“A healthy body houses a healthy mind” is placed under the lens when we consider that a “healthy mind and healthy body must go hand-in-hand to support a healthy human being”.
This June, the Cancer Association of Namibia (WO30) places the holistic health of our Namibian at the forefront, “simply because we can no longer detach the one from the other” – says Rolf Hansen, CEO of CAN.
Medical studies have shown than continuous emotional and negative stress severely influence and compromise the immune system. It is therefore critical that the “bigger picture” must be seen, to address health issues. While hereditary and generic factors influencing cancer are noted, these only contribute to 5–10% of all cancer cases, whereas the remaining 90–95% have their roots in the environment and lifestyle. The important lifestyle factors that affect the incidence and mortality of cancer include tobacco, alcohol, diet, obesity, infectious agents, environmental pollutants, and radiation. These elements are linked to other severe and life-threatening diseases, and mental health is intertwined therein too!
After sequencing his own genome, pioneer American genomic researcher, Craig Venter, remarked at a leadership for the twenty-first century conference that “Human biology is actually far more complicated than we imagine. Everybody talks about the genes that they received from their mother and father, for this trait or the other. But in reality, those genes have very little impact on life outcomes. Our biology is way too complicated for that and deals with hundreds of thousands of independent factors. Genes are absolutely not our fate. They can give us useful information about the increased risk of a disease, but in most cases, they will not determine the actual cause of the disease, or the actual incidence of somebody getting it. Most biology will come from the complex interaction of all the proteins and cells working with environmental factors, not driven directly by the genetic code”
Another very important aspect to consider according to a new John Hopkins University research study in supporting mental health, suggests that people with serious mental illness —schizophrenia, bipolar disorder and disabling depression — are 2.6 times more likely to develop cancer than the general population!
This, while a cancer diagnosis can also affect the emotional health of patients, families, and caregivers. Common feelings during this life-changing experience include anxiety, distress, and depression. Roles at home, school, and work can be affected. It’s important to recognize these changes and get help when needed.
“It is therefore imperative that healthcare, spanning all diseases, includes a holistic approach – body, mind and soul should be addressed to build a healthier nation” – concludes Hansen.
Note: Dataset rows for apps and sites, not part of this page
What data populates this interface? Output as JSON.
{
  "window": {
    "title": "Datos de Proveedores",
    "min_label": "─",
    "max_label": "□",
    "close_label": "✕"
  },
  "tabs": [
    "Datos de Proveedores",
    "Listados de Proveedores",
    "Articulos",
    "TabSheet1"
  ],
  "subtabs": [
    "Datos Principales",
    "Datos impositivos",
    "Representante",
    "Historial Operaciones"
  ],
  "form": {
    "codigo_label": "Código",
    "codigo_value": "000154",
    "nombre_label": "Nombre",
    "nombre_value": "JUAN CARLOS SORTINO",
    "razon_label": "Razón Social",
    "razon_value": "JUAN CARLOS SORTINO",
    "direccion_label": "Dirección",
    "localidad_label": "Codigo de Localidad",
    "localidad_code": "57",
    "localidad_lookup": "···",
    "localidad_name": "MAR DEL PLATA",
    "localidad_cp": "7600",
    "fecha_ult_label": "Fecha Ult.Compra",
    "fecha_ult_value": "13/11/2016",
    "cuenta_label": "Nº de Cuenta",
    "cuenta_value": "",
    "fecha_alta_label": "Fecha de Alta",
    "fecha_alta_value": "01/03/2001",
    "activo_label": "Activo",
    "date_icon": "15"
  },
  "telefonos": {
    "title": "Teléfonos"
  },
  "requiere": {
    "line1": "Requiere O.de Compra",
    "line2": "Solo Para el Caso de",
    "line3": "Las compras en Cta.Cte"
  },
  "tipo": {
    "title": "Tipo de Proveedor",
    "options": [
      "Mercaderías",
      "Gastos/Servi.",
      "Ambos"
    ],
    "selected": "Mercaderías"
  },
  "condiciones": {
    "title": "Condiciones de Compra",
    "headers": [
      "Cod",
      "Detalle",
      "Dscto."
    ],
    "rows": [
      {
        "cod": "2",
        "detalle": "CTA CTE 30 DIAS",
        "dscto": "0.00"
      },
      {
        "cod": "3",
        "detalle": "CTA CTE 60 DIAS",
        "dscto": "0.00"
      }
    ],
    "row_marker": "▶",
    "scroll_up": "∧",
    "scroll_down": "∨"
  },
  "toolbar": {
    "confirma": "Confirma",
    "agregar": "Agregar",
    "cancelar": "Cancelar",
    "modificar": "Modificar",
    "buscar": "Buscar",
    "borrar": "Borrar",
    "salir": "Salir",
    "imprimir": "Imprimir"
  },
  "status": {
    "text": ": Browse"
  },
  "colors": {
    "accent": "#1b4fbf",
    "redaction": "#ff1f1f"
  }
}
The Cancer Association of Namibia hosts regular men’s health clinics for the prevention of cancer and also has a telephonic and in-house information and support programme called the Standard Bank Circle of Hope.